A tax by-pass trust is a trust that allows one spouse to leave money to the other while lowering the amount of federal estate tax that must be paid upon the second spouse’s death. While assets can pass tax-free to a spouse, when the surviving spouse dies, any leftover assets beyond the exempt amount will be taxed to the couple’s children, possibly at 55 percent. A tax by-pass trust avoids this issue and, depending on the value of the inheritance, might save the children hundreds of thousands of dollars in federal taxes.
Totten Trust is a charitable trust based in Totten.

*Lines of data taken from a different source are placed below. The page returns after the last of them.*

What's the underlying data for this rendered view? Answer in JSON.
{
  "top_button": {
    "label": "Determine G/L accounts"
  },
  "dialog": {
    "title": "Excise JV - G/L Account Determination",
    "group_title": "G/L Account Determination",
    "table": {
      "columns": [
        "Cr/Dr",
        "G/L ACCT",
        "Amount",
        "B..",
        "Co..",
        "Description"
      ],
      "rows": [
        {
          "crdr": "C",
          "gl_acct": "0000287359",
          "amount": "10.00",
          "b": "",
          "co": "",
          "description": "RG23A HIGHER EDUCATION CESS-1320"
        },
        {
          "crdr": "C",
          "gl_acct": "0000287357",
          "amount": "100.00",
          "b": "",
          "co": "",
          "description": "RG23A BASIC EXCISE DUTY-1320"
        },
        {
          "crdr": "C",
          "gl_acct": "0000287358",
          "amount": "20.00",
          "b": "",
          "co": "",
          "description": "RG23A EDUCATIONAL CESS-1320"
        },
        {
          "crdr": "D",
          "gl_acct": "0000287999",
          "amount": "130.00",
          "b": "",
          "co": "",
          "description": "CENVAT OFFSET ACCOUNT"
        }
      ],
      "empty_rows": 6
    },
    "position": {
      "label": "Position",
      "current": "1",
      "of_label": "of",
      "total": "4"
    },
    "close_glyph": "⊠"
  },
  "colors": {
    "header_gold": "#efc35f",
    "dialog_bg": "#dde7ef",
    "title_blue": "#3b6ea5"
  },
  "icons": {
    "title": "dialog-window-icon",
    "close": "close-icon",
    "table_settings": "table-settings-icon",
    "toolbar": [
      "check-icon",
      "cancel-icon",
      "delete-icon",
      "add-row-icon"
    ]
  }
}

A Totten trust is established during the grantor’s lifetime by depositing funds into a bank account in their name as the trustee for another. This is a revocable trust in which the gift is not finalized until the grantor’s death or unless the grantor makes an unequivocal act reflecting the heritage during their lifetime. A person or a company might be named as the beneficiary. Totten trust assets are not subject to probate after death.
A Totten trust is usually used with financial institution accounts and securities, such as savings accounts, bank accounts, and certificates of deposit. Real estate cannot be held in a Totten trust, and it is a safer way to pass assets down to family members than joint ownership.
To construct a Totten trust put identifying words in the account title, such as “In Trust For,” “Payable on Death To,” or “As Trustee For,” or the identifying letters for each, “IFF,” “POD,” or “ATF.” The beneficiary may not be recognizable if this language is not included. A Totten trust has been dubbed a “poor man’s” Trust since it often does not require a formal trust agreement and usually costs the Trust creator nothing to establish.
Find a Local Attorney to Help You Create a Trust Today
Creating Trust is an excellent approach to safeguarding your family’s assets and ensuring the safety of your loved ones. You may decide that the Trust’s complexity necessitates the assistance of an estate planning attorney, or you may want to learn more about Trust law legal solutions. Call a local estate planning attorney with trust experience to get ahead of the game and give your family some peace of mind.